Folks, it’s time. It’s time to start talking about the book I love more than any in the world: Jane Eyre. I’ve put it off for far too long, because I didn’t know where to start. I can’t tell you how many reviews I’ve started and then had to stop because they start to become ridiculously long. I can’t just write a book about how much I love Jane Eyre (well I could, but you know). So I’m going to break it down and try to isolate the pieces that inspire me. And write about them, for as long as it takes.
Because I have the most time to write on Saturdays and Sundays, I’m starting this series “Sundays with Jane.” We’ll start today just talking about some of the brilliant words that Charlotte Bronte uses (we’re starting super small). Other topics I plan to cover include:
- Fire & Ice
- Magic & Mysticism
- Emotion & Integrity
- Use of the 1st Person

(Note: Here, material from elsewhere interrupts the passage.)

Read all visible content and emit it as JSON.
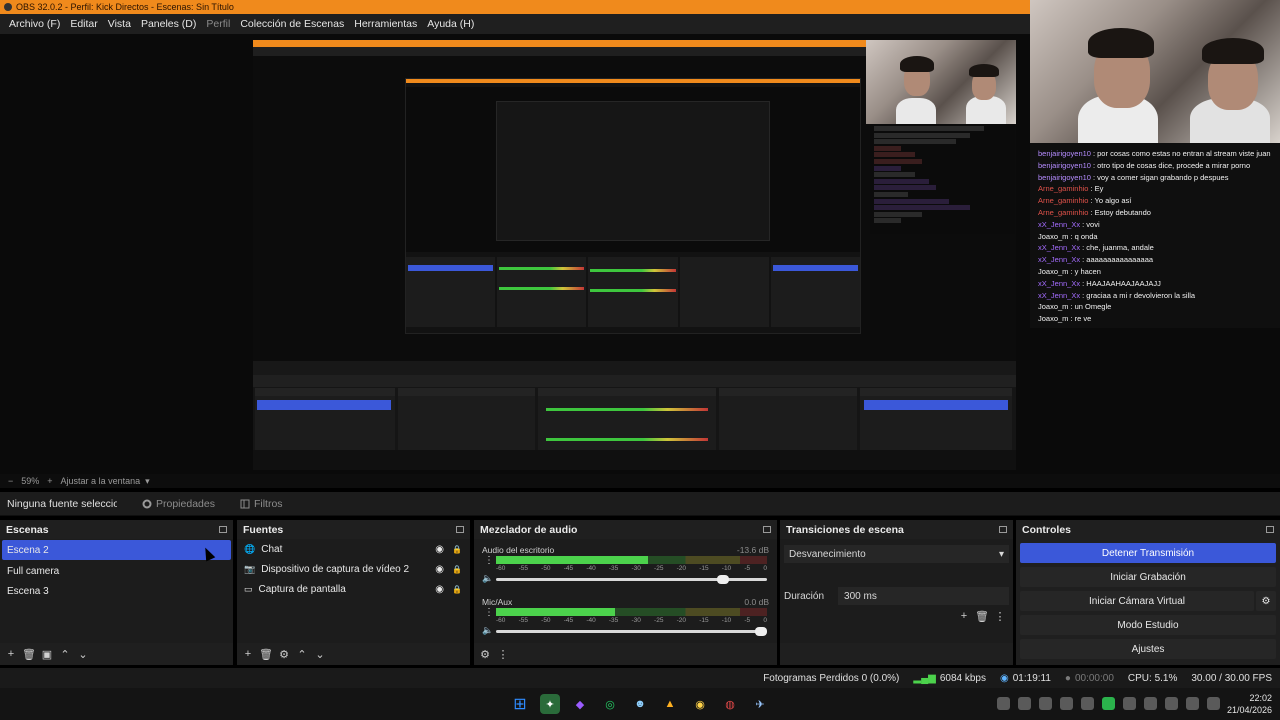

No matter how many times I’ve read it, Jane Eyre is always a learning experience—if for nothing else, then for all of the words I learn (and then forget until the next time I read it). Charlotte Bronte was raised in an isolated family; they lived on the moors in Yorkshire, England, and didn’t get out much. So growing up, the way Charlotte, Emily, Anne, and Branwell entertained themselves was by writing and reading. Charlotte was a remarkable student, and admired authors like William Makepeace Thackeray and Samuel Johnson. Clearly very light reading. It’s no surprise then, since she admired the famous dictionary-writer, that her own writing style would be sesquipedalian (using long words).Continue Reading